Your work also then becomes part of the E&P literature so that others can reference. It gives you professional recognition. And I don't know any company that will give negative marks for writing a paper. In fact, in Saudi Aramco and many other companies, the more you write, the better your PMP, or your performance rating is going to be. It also adds prestige to your résumé. If you're job searching, many companies will look at your past technical paper publication record, and then base their decision. So it's a plus. It's also a recognition for your company. If I write a paper for Saudi Aramco, for example, my company also gets recognized that they're publishing in leading conferences and SPE. And last but not the least, it's gives you personal satisfaction that you're giving back. I look at writing a technical paper a win-win-win—win for you, win for your company, and win for the industry. So do it.

Anything else you’d like to add? Any stories you’d like to share about the technical paper process?

One story that really comes to my mind is the time that I was one of the review members for a conference on CO2 enhanced oil recovery. This was a conference in Paris some time back. What happened was, when we were evaluating, we started seeing many abstracts being submitted that were not related to the theme. We were wondering why these papers that have nothing to do with CO2 are being submitted. And then later on, when we discussed about it, we realized that people were submitting because of the location of the conference. And I think that's a very bad idea, because you should really focus your abstract on the theme of the conference. Otherwise, there's very little chance of that paper being accepted. That's one of the lessons that I learned and I highly encourage that you focus on the theme.

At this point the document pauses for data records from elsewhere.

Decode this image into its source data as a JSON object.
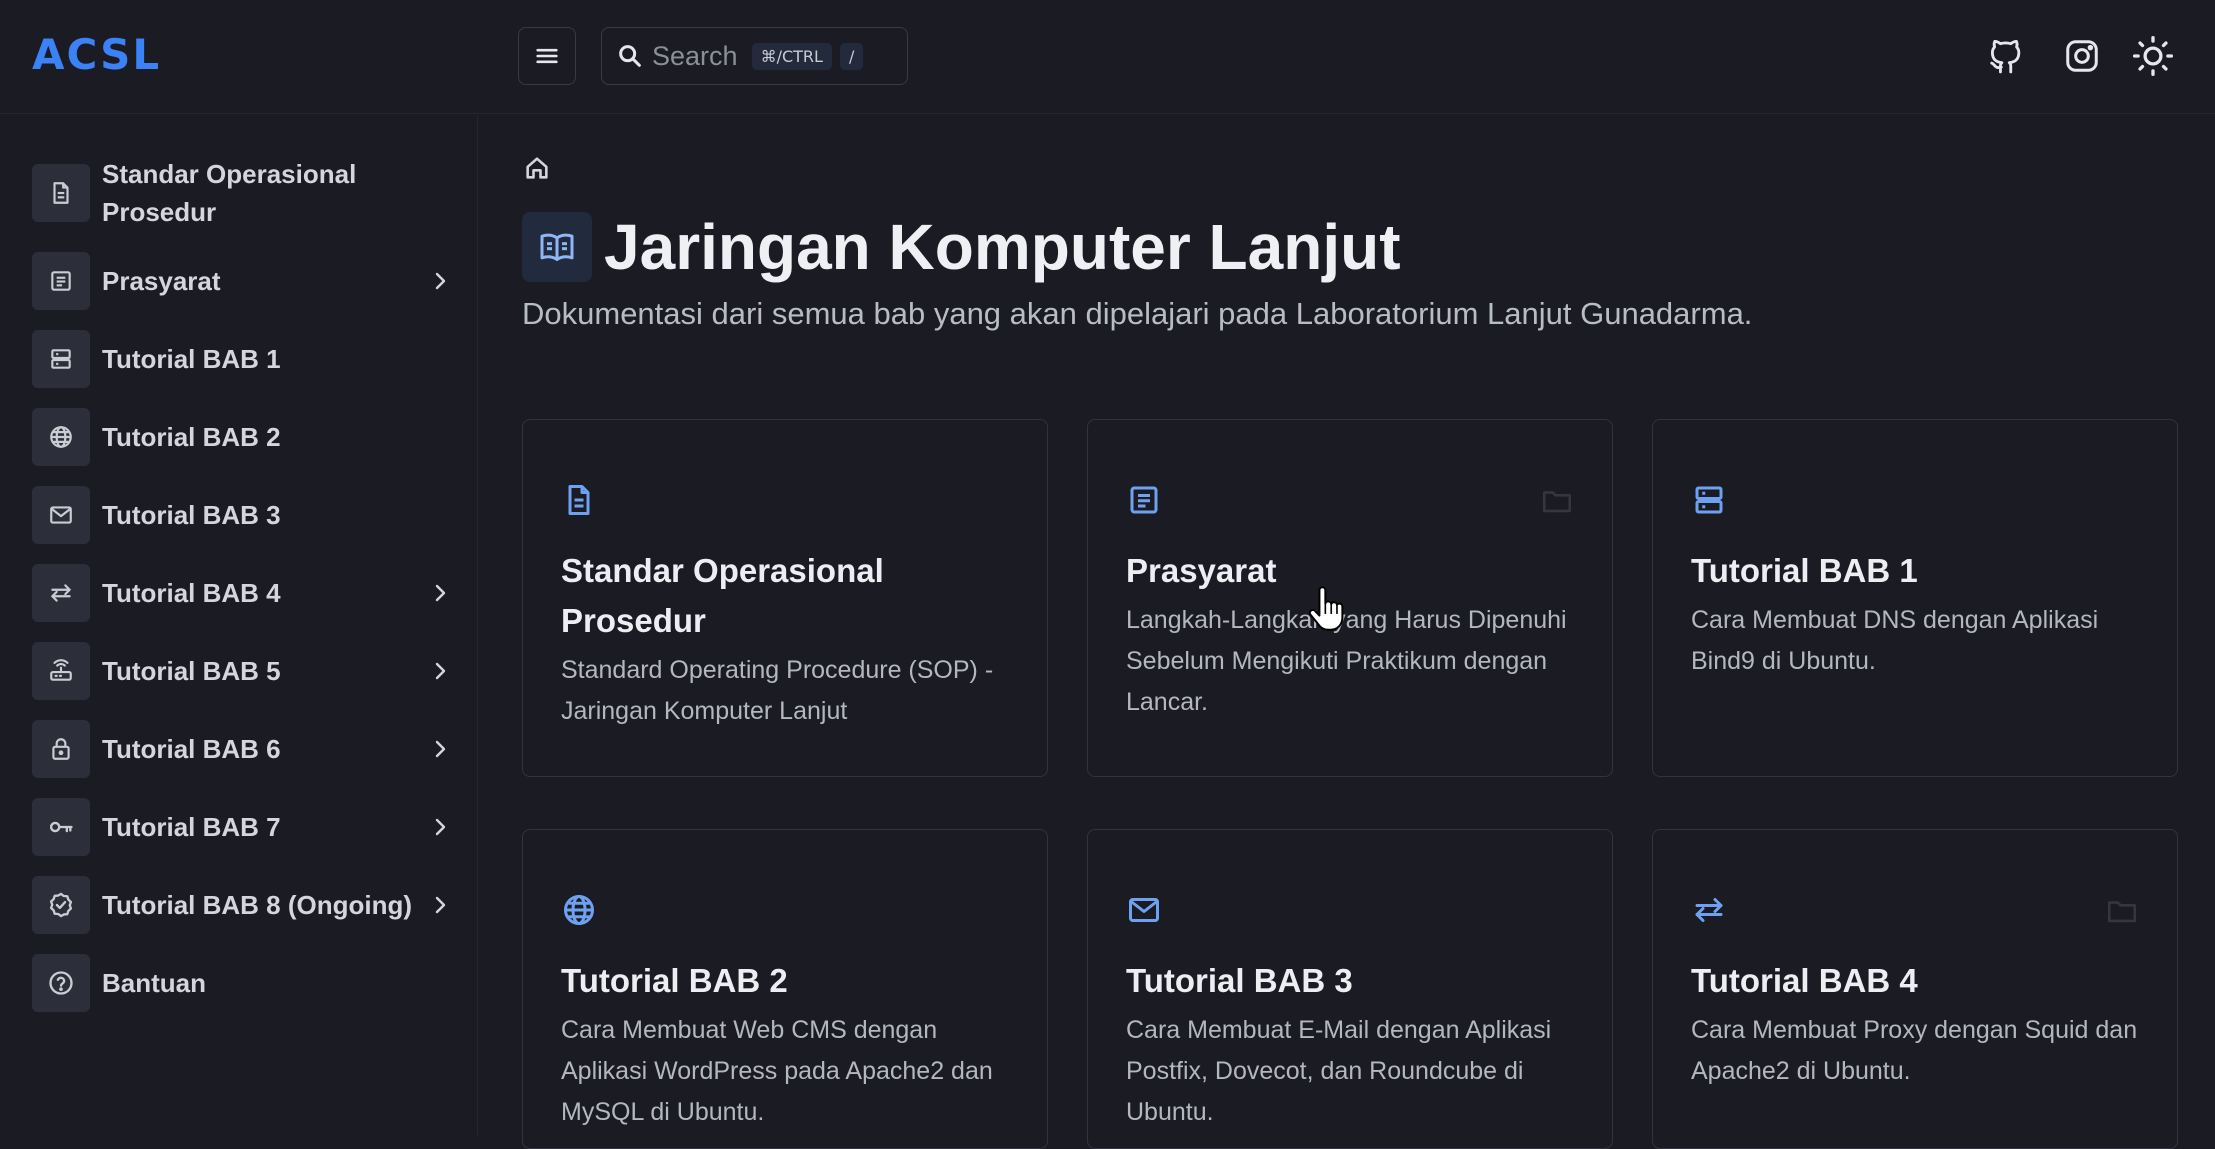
{
  "brand": {
    "logo": "ACSL",
    "accent": "#3b82f6"
  },
  "search": {
    "placeholder": "Search",
    "shortcut_1": "⌘/CTRL",
    "shortcut_2": "/"
  },
  "header_icons": [
    "github-icon",
    "instagram-icon",
    "theme-toggle-icon"
  ],
  "sidebar": {
    "items": [
      {
        "label": "Standar Operasional Prosedur",
        "icon": "document-icon",
        "has_children": false
      },
      {
        "label": "Prasyarat",
        "icon": "list-icon",
        "has_children": true
      },
      {
        "label": "Tutorial BAB 1",
        "icon": "server-icon",
        "has_children": false
      },
      {
        "label": "Tutorial BAB 2",
        "icon": "globe-icon",
        "has_children": false
      },
      {
        "label": "Tutorial BAB 3",
        "icon": "mail-icon",
        "has_children": false
      },
      {
        "label": "Tutorial BAB 4",
        "icon": "arrows-icon",
        "has_children": true
      },
      {
        "label": "Tutorial BAB 5",
        "icon": "router-icon",
        "has_children": true
      },
      {
        "label": "Tutorial BAB 6",
        "icon": "lock-icon",
        "has_children": true
      },
      {
        "label": "Tutorial BAB 7",
        "icon": "key-icon",
        "has_children": true
      },
      {
        "label": "Tutorial BAB 8 (Ongoing)",
        "icon": "badge-check-icon",
        "has_children": true
      },
      {
        "label": "Bantuan",
        "icon": "help-icon",
        "has_children": false
      }
    ]
  },
  "main": {
    "title": "Jaringan Komputer Lanjut",
    "subtitle": "Dokumentasi dari semua bab yang akan dipelajari pada Laboratorium Lanjut Gunadarma.",
    "cards": [
      {
        "title": "Standar Operasional Prosedur",
        "description": "Standard Operating Procedure (SOP) - Jaringan Komputer Lanjut",
        "icon": "document-icon"
      },
      {
        "title": "Prasyarat",
        "description": "Langkah-Langkah yang Harus Dipenuhi Sebelum Mengikuti Praktikum dengan Lancar.",
        "icon": "list-icon"
      },
      {
        "title": "Tutorial BAB 1",
        "description": "Cara Membuat DNS dengan Aplikasi Bind9 di Ubuntu.",
        "icon": "server-icon"
      },
      {
        "title": "Tutorial BAB 2",
        "description": "Cara Membuat Web CMS dengan Aplikasi WordPress pada Apache2 dan MySQL di Ubuntu.",
        "icon": "globe-icon"
      },
      {
        "title": "Tutorial BAB 3",
        "description": "Cara Membuat E-Mail dengan Aplikasi Postfix, Dovecot, dan Roundcube di Ubuntu.",
        "icon": "mail-icon"
      },
      {
        "title": "Tutorial BAB 4",
        "description": "Cara Membuat Proxy dengan Squid dan Apache2 di Ubuntu.",
        "icon": "arrows-icon"
      }
    ]
  }
}
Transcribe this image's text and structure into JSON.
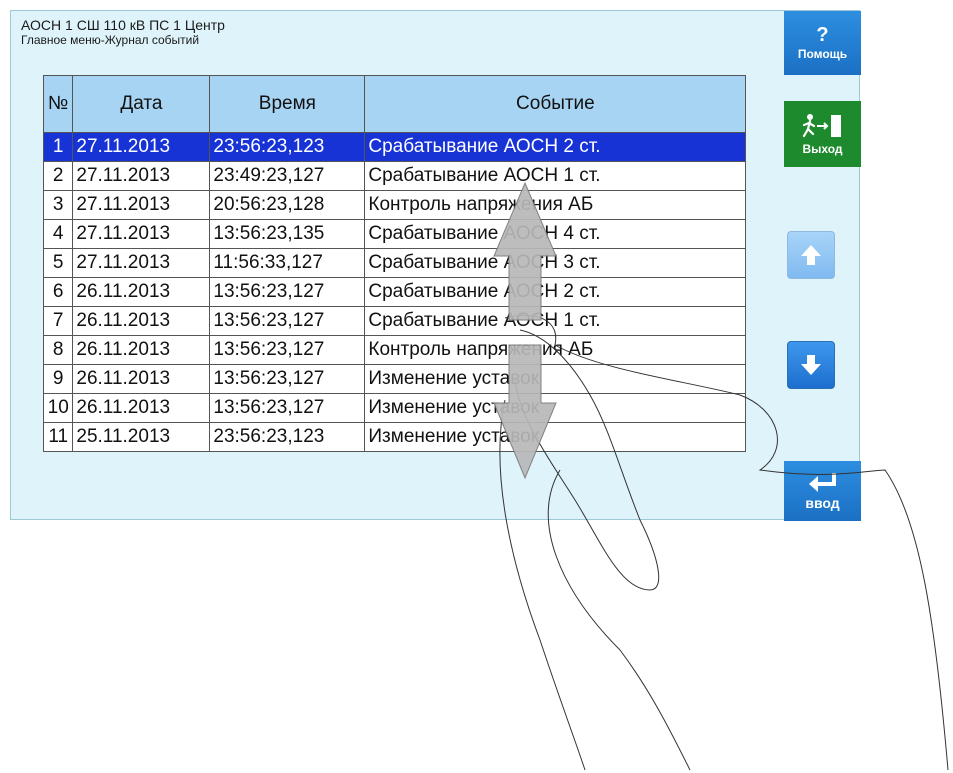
{
  "header": {
    "title": "АОСН 1 СШ 110 кВ ПС 1 Центр",
    "subtitle": "Главное меню-Журнал событий"
  },
  "table": {
    "columns": [
      "№",
      "Дата",
      "Время",
      "Событие"
    ],
    "rows": [
      {
        "n": "1",
        "date": "27.11.2013",
        "time": "23:56:23,123",
        "event": "Срабатывание АОСН 2 ст."
      },
      {
        "n": "2",
        "date": "27.11.2013",
        "time": "23:49:23,127",
        "event": "Срабатывание АОСН 1 ст."
      },
      {
        "n": "3",
        "date": "27.11.2013",
        "time": "20:56:23,128",
        "event": "Контроль напряжения АБ"
      },
      {
        "n": "4",
        "date": "27.11.2013",
        "time": "13:56:23,135",
        "event": "Срабатывание АОСН 4 ст."
      },
      {
        "n": "5",
        "date": "27.11.2013",
        "time": "11:56:33,127",
        "event": "Срабатывание АОСН 3 ст."
      },
      {
        "n": "6",
        "date": "26.11.2013",
        "time": "13:56:23,127",
        "event": "Срабатывание АОСН 2 ст."
      },
      {
        "n": "7",
        "date": "26.11.2013",
        "time": "13:56:23,127",
        "event": "Срабатывание АОСН 1 ст."
      },
      {
        "n": "8",
        "date": "26.11.2013",
        "time": "13:56:23,127",
        "event": "Контроль напряжения АБ"
      },
      {
        "n": "9",
        "date": "26.11.2013",
        "time": "13:56:23,127",
        "event": "Изменение уставок"
      },
      {
        "n": "10",
        "date": "26.11.2013",
        "time": "13:56:23,127",
        "event": "Изменение уставок"
      },
      {
        "n": "11",
        "date": "25.11.2013",
        "time": "23:56:23,123",
        "event": "Изменение уставок"
      }
    ],
    "selected_row": "1"
  },
  "buttons": {
    "help_glyph": "?",
    "help_label": "Помощь",
    "exit_label": "Выход",
    "enter_label": "ввод"
  },
  "icons": {
    "help": "question-mark-icon",
    "exit": "running-man-exit-icon",
    "up": "arrow-up-icon",
    "down": "arrow-down-icon",
    "enter": "return-arrow-icon",
    "gesture": "swipe-hand-icon"
  },
  "colors": {
    "screen_bg": "#dff3fb",
    "header_bg": "#a8d4f4",
    "selected_row_bg": "#1733d6",
    "button_blue": "#1b70c4",
    "button_green": "#1e8a2e"
  }
}
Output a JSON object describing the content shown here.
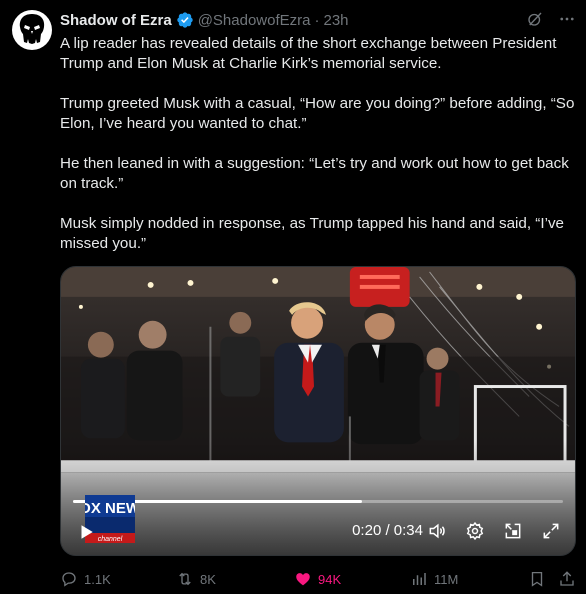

Any tips to avoid plagiarism?
SPE passes all the abstracts and the papers through a software related to a plagiarism. You know, sometimes we feel that copying and pasting into our paper is the right thing to do, because the “other guy said it so eloquently and that's exactly what I want to say.” But that is not a good idea because you will be caught just as students are caught by university professors. SPE is now filtering all your abstracts and your papers through the software and you will get an email from SPE that this is 80% plagiarized, or 50% or 20%, and you will have to take appropriate actions to correct it. My advice would be try to write in your own words, and I know that you will be able to do it.

[This interview is an excerpt of the SPE Live held in September 2021. The full video can be accessed here.]